"If you run a county board in an international unit, you don’t get gate receipts at these international games, bar maybe places like New York or Boston. But in a lot of the international units, they don’t get gate receipts.
"That was one of the key elements of the debate on Saturday - was the trial too short in terms of the pre-season competitions? But some people felt, having witnessed it in matches that it really wasn’t solving the problem."
Horan also admitted that the experimented handpass rule was not serving the purpose intended. It was scrapped at a Central Council meeting last Saturday, and will not be used in the leagues as had initially been planned.
The four other rules trialled during pre-season - the offensive/defensive mark, the 20m kickout, the mandatory forward sideline kick outside the 13m and the sin bin - will apply this spring, and other changes are being considered, including the outlawing of backpasses to the goalkeeper.
"Statistics were proving that the number of handpasses had dropped and foot passes increased," Horan said.
"People were making the point that the quality of the foot passing was predominantly just a substitution for hand passing, they were going sideways and they were going backwards.
"People alluded to the fact that while goals scored had remained somewhat similar, they felt that there was a drop in the amount of points scored.
"This debate went on, it was probably one of the longest Central Council meetings. It got a full, frank, open debate. Another factor that fell into the whole debate that referees found it an issue in terms of refereeing the matches.
"No sooner had they come out with their original proposals that people were talking about alternates to it, and one that was put out there was passing the balls back to the goalkeeper could be ruled out in terms of that would then take that overlap factor of the goalkeeper out of the game, and teams might push up more.

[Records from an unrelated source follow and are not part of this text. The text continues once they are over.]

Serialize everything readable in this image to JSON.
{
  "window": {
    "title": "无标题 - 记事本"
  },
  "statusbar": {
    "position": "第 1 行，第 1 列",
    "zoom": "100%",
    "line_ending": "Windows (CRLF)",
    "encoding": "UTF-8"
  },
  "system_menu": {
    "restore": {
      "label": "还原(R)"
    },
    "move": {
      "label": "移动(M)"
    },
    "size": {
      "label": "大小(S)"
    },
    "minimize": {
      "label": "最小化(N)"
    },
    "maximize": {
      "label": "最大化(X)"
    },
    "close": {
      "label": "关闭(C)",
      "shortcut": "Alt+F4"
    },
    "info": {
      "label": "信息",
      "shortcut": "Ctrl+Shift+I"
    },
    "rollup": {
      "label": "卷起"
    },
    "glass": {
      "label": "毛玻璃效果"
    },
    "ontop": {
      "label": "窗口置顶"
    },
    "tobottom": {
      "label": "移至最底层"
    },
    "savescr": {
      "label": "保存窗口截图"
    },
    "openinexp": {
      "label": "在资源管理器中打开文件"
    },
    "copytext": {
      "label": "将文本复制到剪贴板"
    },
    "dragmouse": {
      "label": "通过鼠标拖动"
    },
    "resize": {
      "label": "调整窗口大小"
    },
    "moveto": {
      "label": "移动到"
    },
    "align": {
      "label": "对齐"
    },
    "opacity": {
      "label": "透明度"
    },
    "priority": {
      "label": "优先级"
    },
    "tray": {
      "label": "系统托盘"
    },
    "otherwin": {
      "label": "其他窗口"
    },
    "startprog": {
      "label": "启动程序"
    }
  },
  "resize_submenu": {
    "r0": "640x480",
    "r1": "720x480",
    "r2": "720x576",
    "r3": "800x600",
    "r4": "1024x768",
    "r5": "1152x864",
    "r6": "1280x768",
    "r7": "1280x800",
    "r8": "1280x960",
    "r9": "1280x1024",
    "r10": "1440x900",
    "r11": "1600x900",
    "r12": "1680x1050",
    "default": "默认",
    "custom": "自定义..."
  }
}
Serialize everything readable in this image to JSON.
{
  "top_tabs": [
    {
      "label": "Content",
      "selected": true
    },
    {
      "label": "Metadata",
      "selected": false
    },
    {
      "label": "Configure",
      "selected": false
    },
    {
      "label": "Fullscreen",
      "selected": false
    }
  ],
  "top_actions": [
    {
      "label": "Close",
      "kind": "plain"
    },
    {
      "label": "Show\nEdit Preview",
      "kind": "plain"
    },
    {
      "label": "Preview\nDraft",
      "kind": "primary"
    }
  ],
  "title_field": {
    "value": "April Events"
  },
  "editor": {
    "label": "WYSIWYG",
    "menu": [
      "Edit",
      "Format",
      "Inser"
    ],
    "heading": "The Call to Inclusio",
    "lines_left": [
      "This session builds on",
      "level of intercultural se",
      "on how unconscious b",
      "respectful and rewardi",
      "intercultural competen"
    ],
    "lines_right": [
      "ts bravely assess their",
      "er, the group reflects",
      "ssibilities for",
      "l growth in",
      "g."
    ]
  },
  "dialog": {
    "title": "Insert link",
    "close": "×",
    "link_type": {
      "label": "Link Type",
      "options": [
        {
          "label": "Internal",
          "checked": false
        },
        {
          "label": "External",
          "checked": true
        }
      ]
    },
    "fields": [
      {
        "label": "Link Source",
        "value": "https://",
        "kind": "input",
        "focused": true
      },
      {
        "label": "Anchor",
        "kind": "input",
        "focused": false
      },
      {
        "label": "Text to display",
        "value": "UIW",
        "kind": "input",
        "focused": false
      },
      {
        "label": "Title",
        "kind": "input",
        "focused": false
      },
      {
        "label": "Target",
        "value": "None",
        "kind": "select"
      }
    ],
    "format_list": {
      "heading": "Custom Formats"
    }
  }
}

"It’s the one strong thing that came out of the debate. The one good thing that came out of this I think, this debate became very focused. We’d heard a lot of commentary on ‘football this, football that, football the other’. But there was no real focused debate.
"I think we’ve had a focused debate. We’ve come out stronger for it. I know originally, when it was discussed, there was five changes involved, I was concerned that five at one go was a bit much, because you wouldn’t really know which ones would have a particular impact on things.
"Even the other changes, we’ll have to wait and see how they evolve and how smart managers adapt to them. I’m not going to give them a few ideas, but there are people talking about a few things that might not work, because this might happen or that might happen."